**What to produce**
Each line in the entries that has the word "JSON" has to be copied.

**Supplied data**

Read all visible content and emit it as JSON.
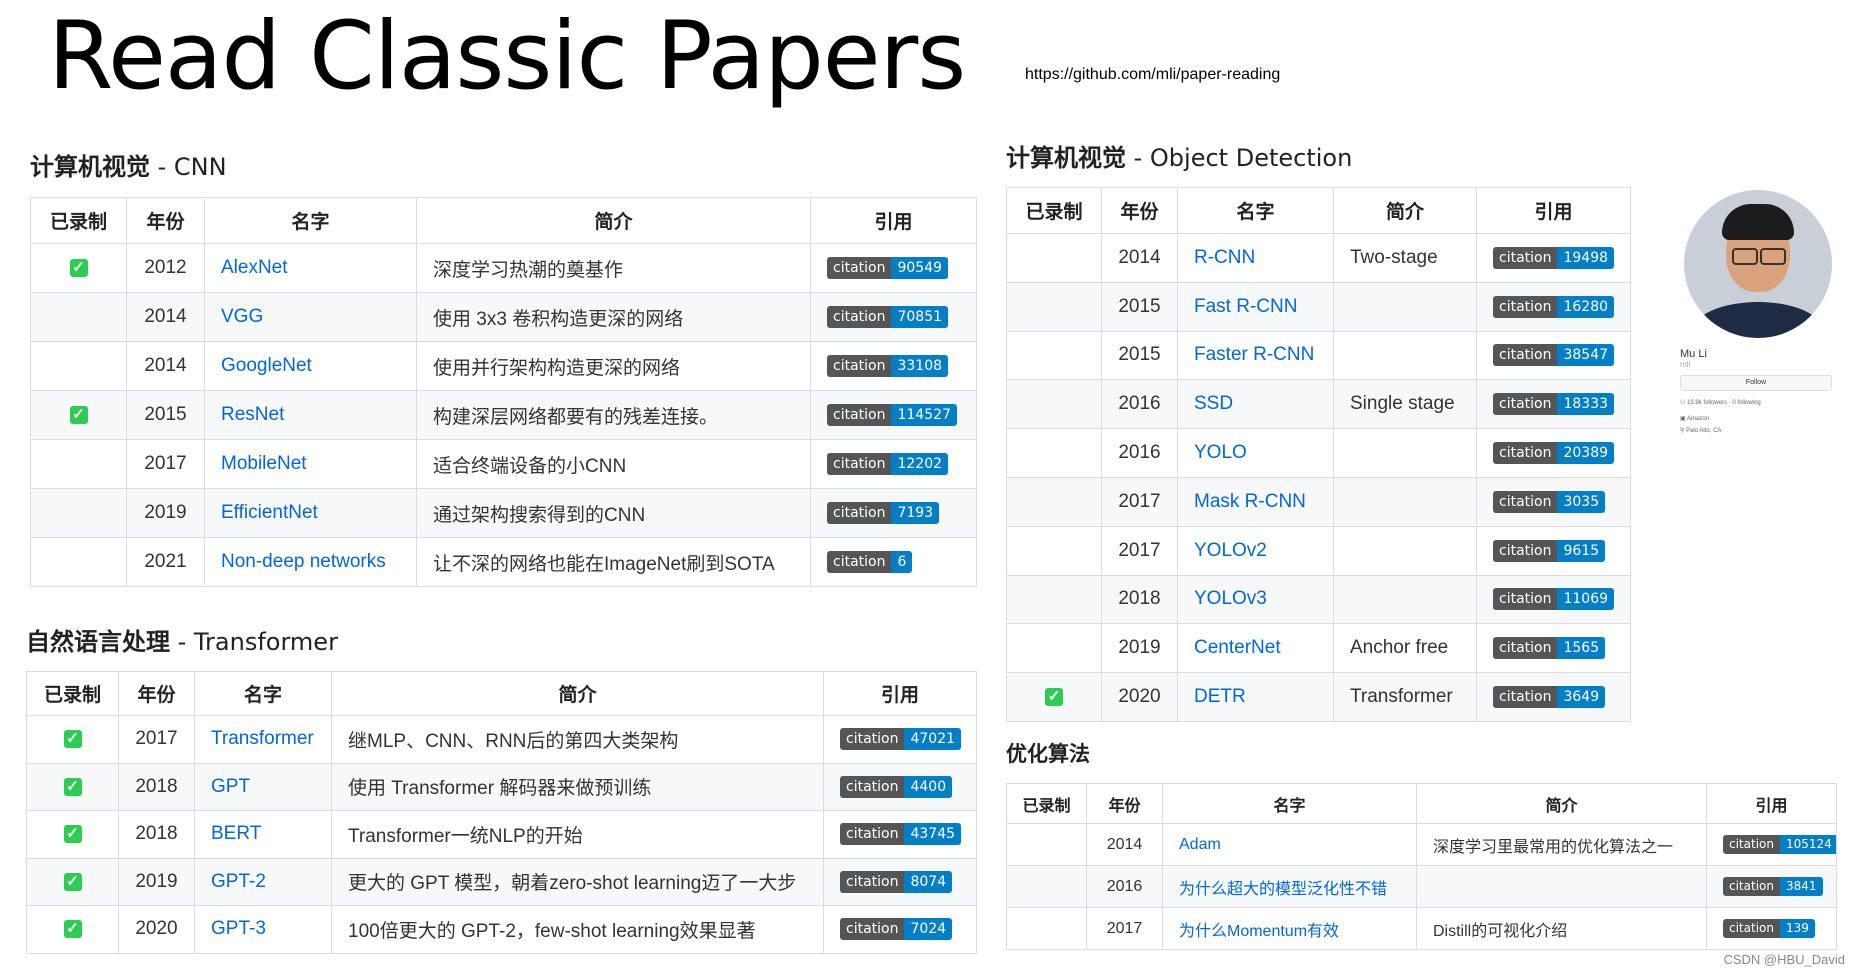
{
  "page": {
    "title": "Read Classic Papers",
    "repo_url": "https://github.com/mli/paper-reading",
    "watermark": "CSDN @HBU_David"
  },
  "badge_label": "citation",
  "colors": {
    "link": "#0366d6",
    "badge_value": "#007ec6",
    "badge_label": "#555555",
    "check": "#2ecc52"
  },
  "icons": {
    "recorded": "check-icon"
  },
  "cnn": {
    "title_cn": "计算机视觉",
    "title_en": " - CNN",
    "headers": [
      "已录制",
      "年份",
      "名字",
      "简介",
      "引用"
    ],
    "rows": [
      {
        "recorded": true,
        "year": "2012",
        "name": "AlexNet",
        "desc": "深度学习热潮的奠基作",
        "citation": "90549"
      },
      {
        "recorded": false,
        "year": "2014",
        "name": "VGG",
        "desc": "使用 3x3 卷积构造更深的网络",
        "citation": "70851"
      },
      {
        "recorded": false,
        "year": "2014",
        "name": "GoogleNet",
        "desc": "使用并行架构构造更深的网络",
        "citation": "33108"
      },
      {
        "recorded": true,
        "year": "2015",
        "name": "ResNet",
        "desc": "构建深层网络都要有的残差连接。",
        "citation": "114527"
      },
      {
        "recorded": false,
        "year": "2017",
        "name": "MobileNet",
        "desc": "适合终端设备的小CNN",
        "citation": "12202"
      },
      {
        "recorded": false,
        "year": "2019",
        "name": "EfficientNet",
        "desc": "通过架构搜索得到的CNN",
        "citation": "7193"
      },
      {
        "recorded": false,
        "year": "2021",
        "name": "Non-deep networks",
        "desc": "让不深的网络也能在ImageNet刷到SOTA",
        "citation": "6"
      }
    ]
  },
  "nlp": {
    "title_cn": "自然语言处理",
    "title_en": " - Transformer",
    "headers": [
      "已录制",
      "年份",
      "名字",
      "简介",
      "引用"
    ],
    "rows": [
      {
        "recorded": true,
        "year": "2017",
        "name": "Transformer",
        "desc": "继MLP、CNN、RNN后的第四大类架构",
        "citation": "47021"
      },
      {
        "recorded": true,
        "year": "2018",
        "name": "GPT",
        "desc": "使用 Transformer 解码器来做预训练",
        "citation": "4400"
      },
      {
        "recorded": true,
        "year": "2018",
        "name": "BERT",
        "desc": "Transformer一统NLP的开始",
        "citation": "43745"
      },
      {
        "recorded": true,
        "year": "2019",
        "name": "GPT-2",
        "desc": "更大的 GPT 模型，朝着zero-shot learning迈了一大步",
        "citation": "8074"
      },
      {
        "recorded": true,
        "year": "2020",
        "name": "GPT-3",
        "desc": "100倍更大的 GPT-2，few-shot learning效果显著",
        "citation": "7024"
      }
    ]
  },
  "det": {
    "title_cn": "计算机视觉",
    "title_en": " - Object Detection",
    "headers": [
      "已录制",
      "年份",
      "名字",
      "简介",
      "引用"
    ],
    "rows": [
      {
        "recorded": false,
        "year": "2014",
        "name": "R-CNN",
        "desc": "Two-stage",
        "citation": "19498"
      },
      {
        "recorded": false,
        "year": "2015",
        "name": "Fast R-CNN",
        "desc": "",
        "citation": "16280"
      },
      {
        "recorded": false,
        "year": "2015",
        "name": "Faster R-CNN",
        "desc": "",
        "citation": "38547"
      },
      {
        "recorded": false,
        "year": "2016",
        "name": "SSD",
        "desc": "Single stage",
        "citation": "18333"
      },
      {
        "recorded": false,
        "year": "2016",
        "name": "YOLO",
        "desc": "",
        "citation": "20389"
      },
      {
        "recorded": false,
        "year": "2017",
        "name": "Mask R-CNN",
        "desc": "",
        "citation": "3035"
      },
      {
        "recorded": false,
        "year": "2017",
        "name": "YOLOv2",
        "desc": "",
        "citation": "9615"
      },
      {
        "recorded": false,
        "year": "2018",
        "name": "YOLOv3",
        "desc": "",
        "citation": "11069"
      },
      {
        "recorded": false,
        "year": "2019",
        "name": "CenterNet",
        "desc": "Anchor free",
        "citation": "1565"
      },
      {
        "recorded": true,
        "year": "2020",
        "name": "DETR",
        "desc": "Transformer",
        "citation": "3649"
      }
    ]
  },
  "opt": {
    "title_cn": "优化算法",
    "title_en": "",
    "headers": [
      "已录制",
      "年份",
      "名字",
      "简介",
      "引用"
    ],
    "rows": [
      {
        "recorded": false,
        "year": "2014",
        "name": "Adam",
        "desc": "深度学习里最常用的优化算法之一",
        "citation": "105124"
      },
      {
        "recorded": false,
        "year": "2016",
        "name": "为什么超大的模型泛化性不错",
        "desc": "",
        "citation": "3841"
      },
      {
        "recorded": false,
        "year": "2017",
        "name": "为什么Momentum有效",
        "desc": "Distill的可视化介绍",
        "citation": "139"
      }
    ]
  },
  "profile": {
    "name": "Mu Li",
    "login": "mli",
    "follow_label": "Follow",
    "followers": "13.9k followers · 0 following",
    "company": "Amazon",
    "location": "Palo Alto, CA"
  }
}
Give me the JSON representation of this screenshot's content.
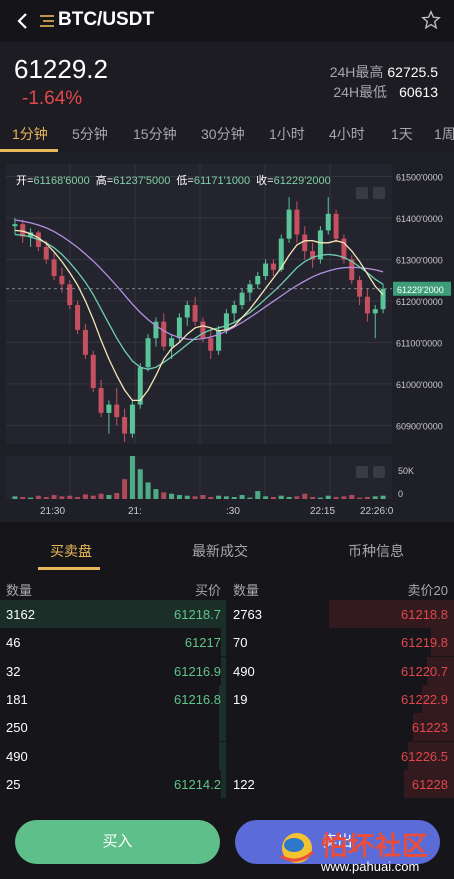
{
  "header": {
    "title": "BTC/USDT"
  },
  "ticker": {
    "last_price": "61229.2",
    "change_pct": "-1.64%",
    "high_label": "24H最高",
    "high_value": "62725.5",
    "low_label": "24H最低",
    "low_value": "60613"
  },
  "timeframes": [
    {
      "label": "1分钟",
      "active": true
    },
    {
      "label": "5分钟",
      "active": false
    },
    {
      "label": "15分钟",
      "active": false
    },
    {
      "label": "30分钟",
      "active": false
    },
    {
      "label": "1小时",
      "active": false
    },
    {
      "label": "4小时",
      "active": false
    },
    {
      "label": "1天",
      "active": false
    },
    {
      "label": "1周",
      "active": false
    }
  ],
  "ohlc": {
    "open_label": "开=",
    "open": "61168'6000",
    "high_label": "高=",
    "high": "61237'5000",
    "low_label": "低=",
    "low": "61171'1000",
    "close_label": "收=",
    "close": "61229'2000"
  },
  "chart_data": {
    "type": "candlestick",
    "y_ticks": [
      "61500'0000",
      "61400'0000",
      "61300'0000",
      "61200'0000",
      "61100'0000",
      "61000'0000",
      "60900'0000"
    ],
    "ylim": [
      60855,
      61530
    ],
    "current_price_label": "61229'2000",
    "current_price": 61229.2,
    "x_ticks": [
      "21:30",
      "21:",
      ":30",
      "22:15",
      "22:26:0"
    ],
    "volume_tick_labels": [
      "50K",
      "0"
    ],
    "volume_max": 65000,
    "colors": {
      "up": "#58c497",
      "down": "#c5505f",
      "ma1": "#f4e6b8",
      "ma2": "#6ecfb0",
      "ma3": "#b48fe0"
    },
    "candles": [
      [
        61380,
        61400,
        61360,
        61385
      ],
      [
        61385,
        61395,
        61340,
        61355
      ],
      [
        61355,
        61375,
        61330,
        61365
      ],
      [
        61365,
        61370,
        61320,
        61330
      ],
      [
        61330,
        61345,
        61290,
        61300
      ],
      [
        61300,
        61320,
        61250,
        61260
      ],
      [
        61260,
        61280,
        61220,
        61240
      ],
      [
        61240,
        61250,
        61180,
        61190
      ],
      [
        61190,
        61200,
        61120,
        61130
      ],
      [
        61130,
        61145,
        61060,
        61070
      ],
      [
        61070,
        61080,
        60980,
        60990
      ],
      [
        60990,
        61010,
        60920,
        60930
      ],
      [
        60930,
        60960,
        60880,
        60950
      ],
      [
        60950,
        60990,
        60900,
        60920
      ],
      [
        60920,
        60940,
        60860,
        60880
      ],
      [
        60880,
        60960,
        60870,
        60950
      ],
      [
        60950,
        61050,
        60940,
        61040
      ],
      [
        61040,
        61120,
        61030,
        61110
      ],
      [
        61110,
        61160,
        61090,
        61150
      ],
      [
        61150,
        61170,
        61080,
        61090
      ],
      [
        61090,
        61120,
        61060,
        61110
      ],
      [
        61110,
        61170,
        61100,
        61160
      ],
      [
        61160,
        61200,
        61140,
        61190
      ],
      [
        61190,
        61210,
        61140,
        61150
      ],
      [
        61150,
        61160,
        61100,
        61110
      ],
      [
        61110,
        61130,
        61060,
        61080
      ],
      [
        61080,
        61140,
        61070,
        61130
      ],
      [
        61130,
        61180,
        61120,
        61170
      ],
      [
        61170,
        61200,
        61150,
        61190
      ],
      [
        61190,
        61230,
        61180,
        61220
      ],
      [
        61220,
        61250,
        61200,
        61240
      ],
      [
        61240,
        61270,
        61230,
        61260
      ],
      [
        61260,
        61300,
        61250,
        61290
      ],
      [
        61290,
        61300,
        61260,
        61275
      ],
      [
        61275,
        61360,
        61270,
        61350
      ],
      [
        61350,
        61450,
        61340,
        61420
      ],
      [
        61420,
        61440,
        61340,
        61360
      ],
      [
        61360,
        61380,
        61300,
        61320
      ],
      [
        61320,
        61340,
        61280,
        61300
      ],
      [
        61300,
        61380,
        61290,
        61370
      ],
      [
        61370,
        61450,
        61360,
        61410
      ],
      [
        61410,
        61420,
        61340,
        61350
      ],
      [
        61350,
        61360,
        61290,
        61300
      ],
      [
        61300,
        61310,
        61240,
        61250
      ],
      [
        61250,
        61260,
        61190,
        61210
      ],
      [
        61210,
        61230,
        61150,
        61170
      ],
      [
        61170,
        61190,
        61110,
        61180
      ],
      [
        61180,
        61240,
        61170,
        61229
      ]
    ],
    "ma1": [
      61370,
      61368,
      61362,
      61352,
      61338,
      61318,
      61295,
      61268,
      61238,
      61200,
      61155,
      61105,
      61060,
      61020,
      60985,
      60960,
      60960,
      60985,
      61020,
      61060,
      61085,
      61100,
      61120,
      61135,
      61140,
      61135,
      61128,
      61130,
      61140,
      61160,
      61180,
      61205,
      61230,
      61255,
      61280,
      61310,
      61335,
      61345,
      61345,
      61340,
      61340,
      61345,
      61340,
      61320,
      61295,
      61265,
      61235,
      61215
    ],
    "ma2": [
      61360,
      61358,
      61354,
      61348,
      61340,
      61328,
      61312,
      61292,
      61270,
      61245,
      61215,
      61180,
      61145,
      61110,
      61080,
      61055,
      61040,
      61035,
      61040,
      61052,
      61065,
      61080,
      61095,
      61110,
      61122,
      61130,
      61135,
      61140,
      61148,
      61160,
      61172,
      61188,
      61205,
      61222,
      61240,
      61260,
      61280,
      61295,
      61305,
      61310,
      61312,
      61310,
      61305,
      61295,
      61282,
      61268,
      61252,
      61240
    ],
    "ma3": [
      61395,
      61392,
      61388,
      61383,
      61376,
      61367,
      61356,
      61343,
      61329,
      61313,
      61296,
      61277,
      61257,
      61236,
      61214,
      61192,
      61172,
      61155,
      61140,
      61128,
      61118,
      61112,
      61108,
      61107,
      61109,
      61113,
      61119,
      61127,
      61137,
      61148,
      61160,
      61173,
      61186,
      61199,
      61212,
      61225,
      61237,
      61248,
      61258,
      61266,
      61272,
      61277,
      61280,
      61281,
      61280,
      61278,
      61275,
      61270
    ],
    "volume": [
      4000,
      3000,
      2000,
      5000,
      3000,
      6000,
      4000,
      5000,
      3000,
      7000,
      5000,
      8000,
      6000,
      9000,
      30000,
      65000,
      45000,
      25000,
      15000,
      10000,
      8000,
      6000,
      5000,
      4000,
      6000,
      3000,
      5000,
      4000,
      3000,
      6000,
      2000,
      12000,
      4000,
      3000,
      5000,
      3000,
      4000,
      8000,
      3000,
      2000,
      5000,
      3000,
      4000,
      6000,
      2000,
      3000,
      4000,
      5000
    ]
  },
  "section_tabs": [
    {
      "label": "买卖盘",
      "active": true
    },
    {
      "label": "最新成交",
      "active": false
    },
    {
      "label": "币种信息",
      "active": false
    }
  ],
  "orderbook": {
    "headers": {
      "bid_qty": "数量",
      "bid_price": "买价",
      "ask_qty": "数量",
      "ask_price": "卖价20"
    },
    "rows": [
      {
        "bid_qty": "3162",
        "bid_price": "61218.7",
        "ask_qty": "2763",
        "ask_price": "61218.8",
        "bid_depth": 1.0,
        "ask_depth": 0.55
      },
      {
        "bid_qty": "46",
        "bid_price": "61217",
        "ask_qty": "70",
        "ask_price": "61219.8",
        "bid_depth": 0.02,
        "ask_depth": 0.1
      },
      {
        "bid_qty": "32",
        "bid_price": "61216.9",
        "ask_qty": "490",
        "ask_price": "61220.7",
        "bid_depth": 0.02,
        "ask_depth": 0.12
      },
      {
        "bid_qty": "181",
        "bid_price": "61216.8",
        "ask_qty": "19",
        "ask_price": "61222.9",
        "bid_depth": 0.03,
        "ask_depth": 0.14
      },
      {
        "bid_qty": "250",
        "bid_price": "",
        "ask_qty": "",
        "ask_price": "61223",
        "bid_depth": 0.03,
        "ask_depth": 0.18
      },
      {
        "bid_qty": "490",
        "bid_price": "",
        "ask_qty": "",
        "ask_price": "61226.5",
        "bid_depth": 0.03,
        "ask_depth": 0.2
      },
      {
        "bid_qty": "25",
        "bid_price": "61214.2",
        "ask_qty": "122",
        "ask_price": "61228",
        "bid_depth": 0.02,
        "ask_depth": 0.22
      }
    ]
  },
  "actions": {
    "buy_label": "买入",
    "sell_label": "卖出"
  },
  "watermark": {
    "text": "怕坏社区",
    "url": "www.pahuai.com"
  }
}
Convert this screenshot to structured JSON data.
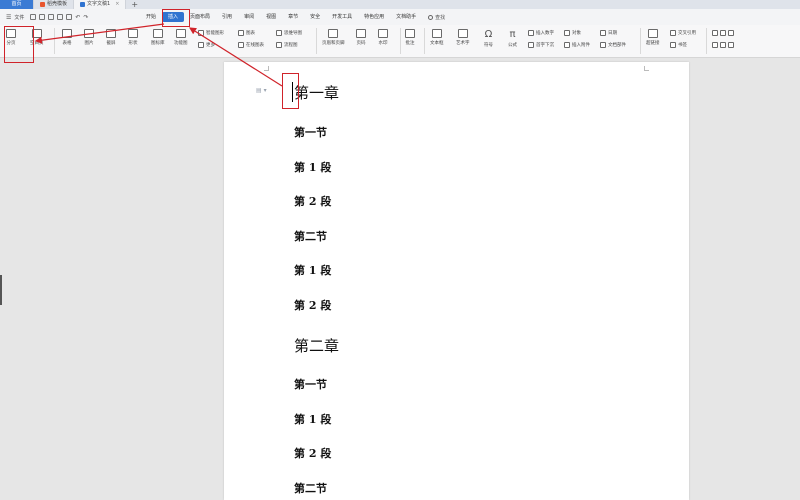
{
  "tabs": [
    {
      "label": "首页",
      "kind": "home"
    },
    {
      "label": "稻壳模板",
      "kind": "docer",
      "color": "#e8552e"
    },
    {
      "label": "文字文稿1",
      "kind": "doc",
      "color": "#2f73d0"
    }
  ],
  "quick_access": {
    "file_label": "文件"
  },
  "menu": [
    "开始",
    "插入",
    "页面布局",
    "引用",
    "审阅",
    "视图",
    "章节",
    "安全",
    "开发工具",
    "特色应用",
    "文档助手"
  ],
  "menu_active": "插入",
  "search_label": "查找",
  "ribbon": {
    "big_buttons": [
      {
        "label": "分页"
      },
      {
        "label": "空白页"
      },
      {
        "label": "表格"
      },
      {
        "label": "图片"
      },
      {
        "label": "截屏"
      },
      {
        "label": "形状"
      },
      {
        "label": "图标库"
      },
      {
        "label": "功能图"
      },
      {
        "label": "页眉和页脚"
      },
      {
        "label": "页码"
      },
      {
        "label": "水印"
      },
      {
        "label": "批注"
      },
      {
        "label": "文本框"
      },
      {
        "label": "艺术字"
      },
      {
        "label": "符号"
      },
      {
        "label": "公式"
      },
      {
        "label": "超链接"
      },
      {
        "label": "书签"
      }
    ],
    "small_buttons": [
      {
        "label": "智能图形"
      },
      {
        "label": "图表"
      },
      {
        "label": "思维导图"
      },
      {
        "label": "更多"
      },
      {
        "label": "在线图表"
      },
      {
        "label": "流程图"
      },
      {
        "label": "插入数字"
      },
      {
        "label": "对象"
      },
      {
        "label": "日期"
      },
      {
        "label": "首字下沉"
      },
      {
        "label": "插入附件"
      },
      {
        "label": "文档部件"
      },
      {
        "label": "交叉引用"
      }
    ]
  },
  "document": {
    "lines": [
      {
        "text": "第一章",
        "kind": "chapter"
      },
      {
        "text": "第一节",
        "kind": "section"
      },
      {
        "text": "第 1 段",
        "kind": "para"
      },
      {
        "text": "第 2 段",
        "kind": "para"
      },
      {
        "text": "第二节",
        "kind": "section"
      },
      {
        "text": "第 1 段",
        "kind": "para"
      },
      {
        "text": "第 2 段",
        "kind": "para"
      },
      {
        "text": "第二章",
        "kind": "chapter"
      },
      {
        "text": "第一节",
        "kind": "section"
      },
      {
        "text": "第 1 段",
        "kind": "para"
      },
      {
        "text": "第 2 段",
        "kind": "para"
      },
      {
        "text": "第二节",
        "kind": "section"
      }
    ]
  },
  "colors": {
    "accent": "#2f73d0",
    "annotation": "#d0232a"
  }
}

**Solution for this task**
Read all visible content and emit it as JSON.
Give me the JSON representation of this screenshot's content.
Convert this screenshot to structured JSON data.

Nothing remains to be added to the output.